Label: 2021 Mascot Label Group / The Players Club
Hot off the presses of his latest installment, now a trilogy of his Tokyo Jukebox collection, Marty Freidman kicks it into high gear with Tokyo Jukebox 3. The album is Friedman’s take on many J-Pop hits that burst at the seams with his guitar shredding skills emboldening with his traditional techniques. Marty even went as far as to go all-out traditional stylings for the album artwork. Dressed in a kimono and kabuki make-up, the guitarist finds himself exploring every possible facet of Japanese culture in the making and styling of this record.
Now to the music. As the lead guitarist for one of rock and metal’s most notable and revolutionary band, Megadeath, Marty Friedman contributed to much of the success of the group at the height of their career for 10 years; until eventually leaving the band in 2000. To this day, Friedman resides in Tokyo, Japan where he has become a household name, and dabbled in Japanese government affairs, all while maintaining several album releases and touring multiple times since his move overseas.
Tokyo Jukebox 3 stands alone from traditional heavy metal music. Oftentimes, at least from my experience, thrash-metal/speed-metal bands and their albums tend to have a feature of identical sound where, if there is no lengthy pause between tracks, it remains unknown to the listener that a new song has begun. Friedman, being the aficionado that he is with his guitar, combines his skill and precision of thrash-metal with J-Pop melodies to create something truly unique. His capability not only to make every track sound different and leave a little wonder in each track is stunning.
“Makenaide” starts mainly as traditional Friedman’s work would show, with a consistent powerhouse guitar playing just with some J-Pop melody thrown in. On “Senbonzakura,” you get your first dose of change-ups and nuances. As the song plays, it feels like a crescendo with a sudden brief lull, only to pick right back up again and burst around the four-minute mark. The short and mystifying release of a lighter guitar-playing shocks the listener to engage in amazement. “Gurenge” while not a personal stand-out track, plays well to keep the listener’s interest and sensation going, especially as Freidman goes full-on beast-mode throughout.
“Kaze Ga Fuiteiru” sounds like a combination of a sing-song poem, rock concert, and cartoon series theme song all blended into one.
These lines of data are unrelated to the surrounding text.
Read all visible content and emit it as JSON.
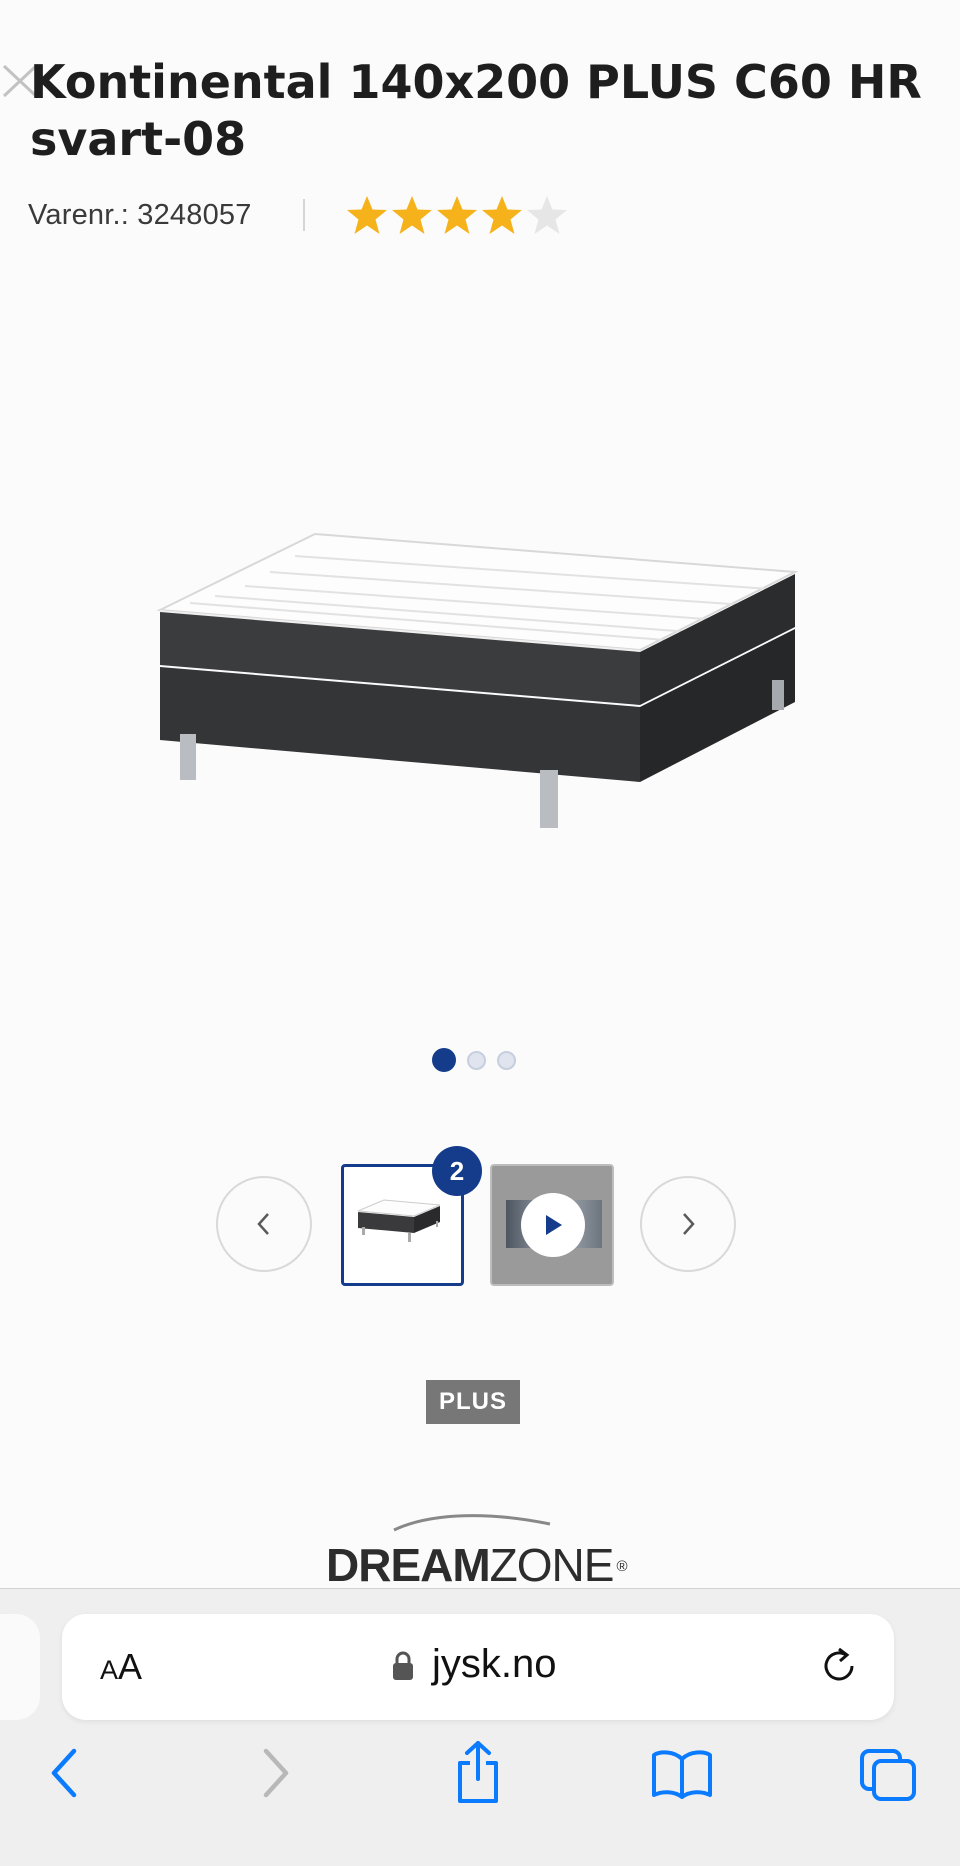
{
  "product": {
    "title": "Kontinental 140x200 PLUS C60 HR svart-08",
    "sku_label": "Varenr.: 3248057",
    "rating": {
      "value": 4,
      "max": 5
    }
  },
  "gallery": {
    "slide_count": 3,
    "active_slide": 1,
    "thumbnail_badge": "2",
    "thumbnail_types": [
      "image",
      "video"
    ]
  },
  "tags": {
    "series": "PLUS"
  },
  "brand": {
    "name_bold": "DREAM",
    "name_regular": "ZONE",
    "mark": "®"
  },
  "browser": {
    "text_size_label_small": "A",
    "text_size_label_large": "A",
    "url": "jysk.no"
  },
  "colors": {
    "accent": "#143c8a",
    "star_filled": "#f5b21a",
    "star_empty": "#e6e6e6",
    "ios_blue": "#0a7aff"
  },
  "icons": [
    "close-icon",
    "star-icon",
    "chevron-left-icon",
    "chevron-right-icon",
    "play-icon",
    "lock-icon",
    "reload-icon",
    "back-icon",
    "forward-icon",
    "share-icon",
    "bookmarks-icon",
    "tabs-icon"
  ]
}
Marty told of one of one of his near and dear friend’s opinions of the track, calling it…rightly, ‘grand and elegant.’ It’s almost as if the piece is written into three different stages. “Echo” is a breakaway from the chaotic thrashing in the beginning, with an intriguing static radio-play. As it plays through, it’s a cool back-and-forth between traditional thrashing and easier mellow strumming; once again, built back up to powerful chords to end out the song.
“The Perfect World, featuring Alfakyun” is the only vocal track but very captivating in dreaming of one day finding the perfection they are longing for. It’s a piece that could strike at the heart of any listener not only for the purpose of love but, perfection overall; particularly in the times that we had been facing this past year with the pandemic. “U.S.A.,” rightly titled, is an epic story-teller piece that hits every high note imaginable along with the 4-minute tune while engaging the listener for more.
“Shukumei” pairs well with “Gurenge” while it offers quite a few different opportunities for more somber or dramatic moments. “Shukumei” has several different tones to it whereas, “Gurenge” is more neutral sounding. ”Ikuze Kaitou-Shoujo” is possibly the heaviest-loaded track on the album. Not only would it appeal to the J-Pop fan base and thrash-metal crew alike, but it strikes a chord with the heaviest of rockers and metal-enthusiasts too.
Things begin winding down on “Sazanka,” or at least as the song begins. It has a little aggressiveness to its sound but, not nearly what the rest of the album entails. It is a very soothing record on the album with the keyboard as its supporter to the guitar match-up. “Time Goes By” keeps with the more steady and mellowed tonality. However, it seems to be more somber with points of crescendos and climaxes to build up intensity and excitement for the track. All the while, the ending becomes a surprise fade-out which separates the song from the rest of the record. The last song, “Japan Heritage Official Theme Song,” is a lighter, airy, and free-sounding lead-out track. The strings to this record give it a balanced and unique twist that actually compliments the rest of the record quite nicely.
Tokyo Jukebox 3 is one of those records where initially you may not think there is a spot in YOUR ear for this album, yet there is truly something for a wide variety of listeners. Marty Freidman remains on top of his game when completing this trio of ‘jukebox’ jams.
Gregg Keniston - MuzikMan.net Staff
April 26, 2021
04. Kaze Ga Fuiteiru
06. The Perfect World (feat. ALfakyun)
09. Ikuze Kaitou-Shoujo
11. Time Goes By
12. Japan Heritage Official Theme Song